#WFH Diaries: Robert Cerkez of &Co
As the Covid-19 pandemic continues its chaotic gallop through space/time, we're checking in with creative industry folks worldwide. Here's an update from Robert Cerkez of &Co.
Give us a one-sentence bio of yourself.
Creative director and founder at &Co, a part of The North Alliance, Denmark.
Where are you living right now, and who's with you?
I live 15 minutes outside Copenhagen. We have a house, a garden in bloom, and the weather is better than ever. So it's quite nice under the circumstances. I am surrounded by my beloved wife and kids, who also are home from work and school. In Denmark, the national recommendations regarding flattening the curve are massive. So, all of us in NoA Denmark have been working from home to help as much as we can.
What's your work situation like at the moment?
Both good and bad. The bad part is that everybody works from home. I miss everyone like hell. Talking to clients and colleagues on Slack and Skype is far from the real thing. The good part is that we find new ways of working together. We have never tried remote film shooting until now. It's quite amazing. I'm so damn proud of our agency's capability to adapt. Some projects have been stopped or postponed, and we have to take it from there. We are working hard to help clients deal with the situation both here and now, but also on how to take action when all this is over.
Describe your socializing strategy.
For me, work is socializing. Normally I see a lot of people during the day—90 percent of my time is meetings with creatives, clients and account people. So I feel a bit lost, to be honest. I need to meet people in real life. My family is keeping me sane right now. Apart from them, I try to talk to friends and business partners to exchange frustrations and solutions.
How are you dealing with childcare, if applicable?
My kids are 14, 16 and 18 years old, and are home from school with loads of homework. The schools have been effective in keeping up the pace in this situation. Apart from helping them with homework, I need them more than they need me.
What are you reading?
Well, right now I'm reading Kaspar Colling Nielsen's When the Dinosaurs Were Little. It's his fourth book, with fictional stories about everyday people in a nearby future, and what their existential conditions and dilemmas look like. It's thought-provoking, dark, optimistic, beautiful and totally bonkers.
What are you watching?
My kids introduced me to a lot of old and new coming-of-age films: Eighth Grade, Booksmart, Superbad, etc. It's fun to see how nothing has changed—same problems, different decade. In the daytime, I'm watching nature. Spring is my favorite.
What are you listening to?
My guilty pleasure right now is Bebel Gilberto. She gives me the chills. She once said, "I'm a very passionate person: I can fall in love in a second," and you can feel it when she sings. Her singing is so low-key and powerful at the same time. My Brazilian skills are non-existent, so I have to imagine what she is singing about, and that is quite intriguing and meditative.
How are you staying fit?
I play tennis … but that's a hustle now, because all courts are closed.
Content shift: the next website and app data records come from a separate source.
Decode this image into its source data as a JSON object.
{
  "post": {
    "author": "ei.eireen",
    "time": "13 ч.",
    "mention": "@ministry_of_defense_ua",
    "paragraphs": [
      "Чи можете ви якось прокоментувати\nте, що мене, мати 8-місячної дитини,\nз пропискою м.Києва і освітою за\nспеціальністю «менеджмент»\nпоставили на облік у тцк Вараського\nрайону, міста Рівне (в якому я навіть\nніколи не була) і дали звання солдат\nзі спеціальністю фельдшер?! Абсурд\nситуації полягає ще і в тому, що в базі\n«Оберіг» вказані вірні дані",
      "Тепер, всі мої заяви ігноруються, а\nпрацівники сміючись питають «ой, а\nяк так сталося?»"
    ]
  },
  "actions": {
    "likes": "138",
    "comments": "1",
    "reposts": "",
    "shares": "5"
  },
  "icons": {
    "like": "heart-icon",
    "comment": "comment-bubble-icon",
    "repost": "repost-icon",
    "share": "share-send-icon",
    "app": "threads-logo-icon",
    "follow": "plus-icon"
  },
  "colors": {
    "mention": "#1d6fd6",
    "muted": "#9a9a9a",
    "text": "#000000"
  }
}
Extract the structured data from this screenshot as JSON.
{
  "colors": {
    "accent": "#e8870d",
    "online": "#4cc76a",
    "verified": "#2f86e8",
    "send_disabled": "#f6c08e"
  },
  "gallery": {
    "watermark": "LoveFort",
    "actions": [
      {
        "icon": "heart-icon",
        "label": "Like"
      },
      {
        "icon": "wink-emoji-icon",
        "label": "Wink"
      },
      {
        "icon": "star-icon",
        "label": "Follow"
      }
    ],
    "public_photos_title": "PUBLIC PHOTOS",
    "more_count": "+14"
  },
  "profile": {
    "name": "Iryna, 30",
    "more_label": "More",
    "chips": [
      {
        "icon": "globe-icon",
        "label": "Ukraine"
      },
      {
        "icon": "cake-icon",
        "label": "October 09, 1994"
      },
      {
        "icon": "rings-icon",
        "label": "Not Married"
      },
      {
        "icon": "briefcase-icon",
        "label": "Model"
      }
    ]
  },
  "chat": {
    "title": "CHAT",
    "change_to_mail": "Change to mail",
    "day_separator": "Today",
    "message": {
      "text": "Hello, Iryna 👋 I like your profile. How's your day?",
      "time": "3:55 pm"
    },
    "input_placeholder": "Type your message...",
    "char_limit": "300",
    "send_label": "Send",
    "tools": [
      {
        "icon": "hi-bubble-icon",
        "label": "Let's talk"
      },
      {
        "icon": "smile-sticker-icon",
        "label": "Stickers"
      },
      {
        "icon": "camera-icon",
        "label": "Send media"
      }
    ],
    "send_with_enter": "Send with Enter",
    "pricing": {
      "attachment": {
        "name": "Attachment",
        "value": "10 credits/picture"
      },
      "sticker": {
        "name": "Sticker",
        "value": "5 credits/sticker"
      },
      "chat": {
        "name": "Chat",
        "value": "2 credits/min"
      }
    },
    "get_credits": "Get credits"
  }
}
So I bought a sandbag, and me and my son are boxing and skipping every day. But we are pretty far from Rocky standards.
Have you taken up a hobby?
Not new ones. But I fixed my Vespa 50cc so it's up and running. I love to build and fix stuff. My house and summerhouse are full of projects, allowing me to pretend I'm a carpenter. It's satisfying to have an idea, then build it in real life.
Any tips for getting necessities?
Just buy what you used to buy. Not more, not less.
An awkward moment since all this started.
Greeting people without really touching them. I hope shaking hands or giving a hug stays in fashion after all this is over.
Best work email you got since all this started.
It's not one. It's all the emails from our staff. We have never been in this situation before and we are trying to figure out strategies and solutions on a daily basis. We are so dependent on our people's support and understanding. And we feel that support in every email.
An aha! moment since all this started.
The world actually can cooperate on a huge, shared problem if we really need to. This will be useful in the future.
What's your theory on how this is going to play out?
We will slowly get through this Covid-19 crisis. No doubt about it. But the aftermath will have so many facets. Both personal, societal and economical. It will be very interesting to see how long the recovery period will last.